"Part of it is the citizens need to take responsibility. Whether that's with neighborhood watches. I mean that's a program that's been around for years. We don't need to reinvent the wheel. I don't believe that lock-it or lose-it signs plastered all over a neighborhood really benefit us. It may benefit some, but it has an adverse effect of potential buyers driving into that neighborhood and seeing all these signs and think it's unsafe."
On his priorities:
"As far as economic development, the first thing I think this city needs to do is put a hold on everything so we can ensure we are not dealing with cronyism. That it's not some political favor being done and it is in fact the right thing for the city. Buying the fairgrounds for $3 million could have purchased what I believe is roughly 72 police cars."
"First of all, let's talk about how bad the ship was. We have a former police chief incarcerated. We just recently had a [corruption] suit that was filed that several officers are making substantial claims. From what [chief] Lumpkin is doing, to turn the ship, is going to take time, and it takes a person of integrity like the current chief. The number that the media has not reported, which makes me feel good about chief Lumpkin, is 45. That's the number of terminations that have been made. This is a chief who is taking the integrity of the department, and his personal integrity, and applying it to fix a department that has been destroyed by politics and bad leadership."
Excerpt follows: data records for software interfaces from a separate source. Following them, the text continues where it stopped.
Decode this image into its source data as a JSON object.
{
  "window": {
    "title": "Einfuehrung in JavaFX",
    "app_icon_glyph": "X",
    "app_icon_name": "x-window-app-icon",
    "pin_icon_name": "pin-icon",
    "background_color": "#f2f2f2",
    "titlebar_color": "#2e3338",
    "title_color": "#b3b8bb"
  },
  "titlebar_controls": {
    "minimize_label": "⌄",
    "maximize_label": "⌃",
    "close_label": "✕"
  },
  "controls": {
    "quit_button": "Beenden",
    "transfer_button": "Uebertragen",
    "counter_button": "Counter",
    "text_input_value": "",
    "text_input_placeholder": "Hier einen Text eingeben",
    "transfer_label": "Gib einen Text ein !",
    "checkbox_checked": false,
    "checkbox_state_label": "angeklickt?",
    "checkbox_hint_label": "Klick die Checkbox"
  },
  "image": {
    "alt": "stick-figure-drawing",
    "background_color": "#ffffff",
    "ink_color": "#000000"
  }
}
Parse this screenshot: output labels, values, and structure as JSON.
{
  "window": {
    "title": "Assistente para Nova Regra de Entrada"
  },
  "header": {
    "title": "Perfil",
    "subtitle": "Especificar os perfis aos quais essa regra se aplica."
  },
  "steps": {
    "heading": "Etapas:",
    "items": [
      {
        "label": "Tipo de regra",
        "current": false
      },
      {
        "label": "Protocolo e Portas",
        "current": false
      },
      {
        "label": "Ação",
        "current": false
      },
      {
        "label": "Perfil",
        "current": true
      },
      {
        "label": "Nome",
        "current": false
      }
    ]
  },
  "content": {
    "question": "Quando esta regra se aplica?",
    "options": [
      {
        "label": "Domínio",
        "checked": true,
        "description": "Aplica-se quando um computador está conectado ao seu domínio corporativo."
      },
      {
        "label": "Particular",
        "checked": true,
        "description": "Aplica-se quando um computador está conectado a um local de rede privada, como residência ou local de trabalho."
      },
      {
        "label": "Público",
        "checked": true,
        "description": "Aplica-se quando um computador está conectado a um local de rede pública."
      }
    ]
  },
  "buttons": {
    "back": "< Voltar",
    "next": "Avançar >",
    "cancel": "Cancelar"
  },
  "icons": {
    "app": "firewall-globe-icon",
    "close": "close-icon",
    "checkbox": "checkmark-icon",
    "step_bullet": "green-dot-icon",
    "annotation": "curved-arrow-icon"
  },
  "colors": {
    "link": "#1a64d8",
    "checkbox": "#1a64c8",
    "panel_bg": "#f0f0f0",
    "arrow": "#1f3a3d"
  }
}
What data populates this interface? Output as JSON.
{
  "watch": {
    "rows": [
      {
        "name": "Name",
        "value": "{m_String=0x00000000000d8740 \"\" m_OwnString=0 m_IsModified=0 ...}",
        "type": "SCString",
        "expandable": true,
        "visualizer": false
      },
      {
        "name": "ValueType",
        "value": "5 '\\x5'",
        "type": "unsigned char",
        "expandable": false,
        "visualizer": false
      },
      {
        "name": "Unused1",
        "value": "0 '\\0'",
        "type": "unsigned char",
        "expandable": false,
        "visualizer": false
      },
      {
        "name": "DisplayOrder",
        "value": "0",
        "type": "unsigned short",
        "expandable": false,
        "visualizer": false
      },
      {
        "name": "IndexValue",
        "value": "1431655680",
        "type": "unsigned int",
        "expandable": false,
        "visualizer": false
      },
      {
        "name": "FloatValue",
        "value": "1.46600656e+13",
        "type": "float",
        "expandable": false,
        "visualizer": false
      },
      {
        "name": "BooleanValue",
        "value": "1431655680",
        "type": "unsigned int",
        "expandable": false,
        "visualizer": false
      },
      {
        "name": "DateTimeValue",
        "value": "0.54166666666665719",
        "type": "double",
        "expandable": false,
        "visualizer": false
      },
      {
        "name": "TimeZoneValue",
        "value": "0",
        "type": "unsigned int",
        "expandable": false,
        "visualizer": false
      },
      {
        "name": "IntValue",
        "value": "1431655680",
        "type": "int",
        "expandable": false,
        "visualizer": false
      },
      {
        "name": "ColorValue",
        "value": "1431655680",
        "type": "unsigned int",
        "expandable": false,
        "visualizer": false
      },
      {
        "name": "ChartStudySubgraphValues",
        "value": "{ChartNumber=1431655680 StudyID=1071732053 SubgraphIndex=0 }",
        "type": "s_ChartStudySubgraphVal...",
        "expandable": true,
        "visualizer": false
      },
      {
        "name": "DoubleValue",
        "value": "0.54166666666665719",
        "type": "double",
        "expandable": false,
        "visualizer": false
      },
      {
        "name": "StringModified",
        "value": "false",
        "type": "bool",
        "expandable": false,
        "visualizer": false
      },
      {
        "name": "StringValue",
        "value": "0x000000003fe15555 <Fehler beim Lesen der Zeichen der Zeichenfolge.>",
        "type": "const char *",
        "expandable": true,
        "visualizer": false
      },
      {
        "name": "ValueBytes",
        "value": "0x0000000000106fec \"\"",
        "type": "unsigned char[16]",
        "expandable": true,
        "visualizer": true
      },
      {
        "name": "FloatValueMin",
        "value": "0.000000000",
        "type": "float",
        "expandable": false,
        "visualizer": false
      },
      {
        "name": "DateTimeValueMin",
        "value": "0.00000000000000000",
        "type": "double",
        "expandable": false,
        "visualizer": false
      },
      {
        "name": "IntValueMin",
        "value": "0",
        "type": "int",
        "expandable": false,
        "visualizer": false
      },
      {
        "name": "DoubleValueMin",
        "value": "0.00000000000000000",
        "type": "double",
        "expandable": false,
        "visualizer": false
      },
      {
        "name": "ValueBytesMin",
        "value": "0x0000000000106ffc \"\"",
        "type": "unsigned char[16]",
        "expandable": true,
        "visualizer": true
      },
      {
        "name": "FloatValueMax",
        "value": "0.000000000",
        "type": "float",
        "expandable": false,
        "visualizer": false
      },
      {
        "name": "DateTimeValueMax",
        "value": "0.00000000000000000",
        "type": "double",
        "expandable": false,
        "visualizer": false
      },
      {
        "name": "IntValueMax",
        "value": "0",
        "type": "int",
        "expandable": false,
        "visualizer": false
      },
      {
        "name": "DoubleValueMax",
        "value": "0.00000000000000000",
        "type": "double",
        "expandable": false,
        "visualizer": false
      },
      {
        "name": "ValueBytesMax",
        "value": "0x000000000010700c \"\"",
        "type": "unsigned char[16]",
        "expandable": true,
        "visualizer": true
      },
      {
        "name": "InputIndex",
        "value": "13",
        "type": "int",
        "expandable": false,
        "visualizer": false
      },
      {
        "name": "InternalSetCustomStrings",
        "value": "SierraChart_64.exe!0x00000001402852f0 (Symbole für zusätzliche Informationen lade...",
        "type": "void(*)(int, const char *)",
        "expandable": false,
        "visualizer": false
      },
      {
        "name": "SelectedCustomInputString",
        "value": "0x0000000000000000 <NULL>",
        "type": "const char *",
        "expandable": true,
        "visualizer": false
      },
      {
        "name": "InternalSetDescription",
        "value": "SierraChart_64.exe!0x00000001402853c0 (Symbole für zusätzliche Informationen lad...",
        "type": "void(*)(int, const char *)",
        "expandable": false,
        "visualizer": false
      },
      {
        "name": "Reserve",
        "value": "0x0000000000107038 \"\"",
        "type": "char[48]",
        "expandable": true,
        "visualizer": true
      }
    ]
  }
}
On Coffee Bluff:
"I think the new operator is extraordinary. The power is fully functional now on the docks. The gas line is being moved, and that should be finished, I believe, by December. The one other design, and the contractor and I talked about this on Sunday, was the kayak launch area itself. We are going to change our concept to do an on-dock launch. I believe that would be something additional we will be bringing forth."
On future projects:
"Mohawk Lake, which is right behind the Savannah Mall is one of the main projects. It will be similar to the Joseph Tribble Park we did in Windsor Forest, which provides recreational, walking [facilities]. This project will provide canoeing and sailing."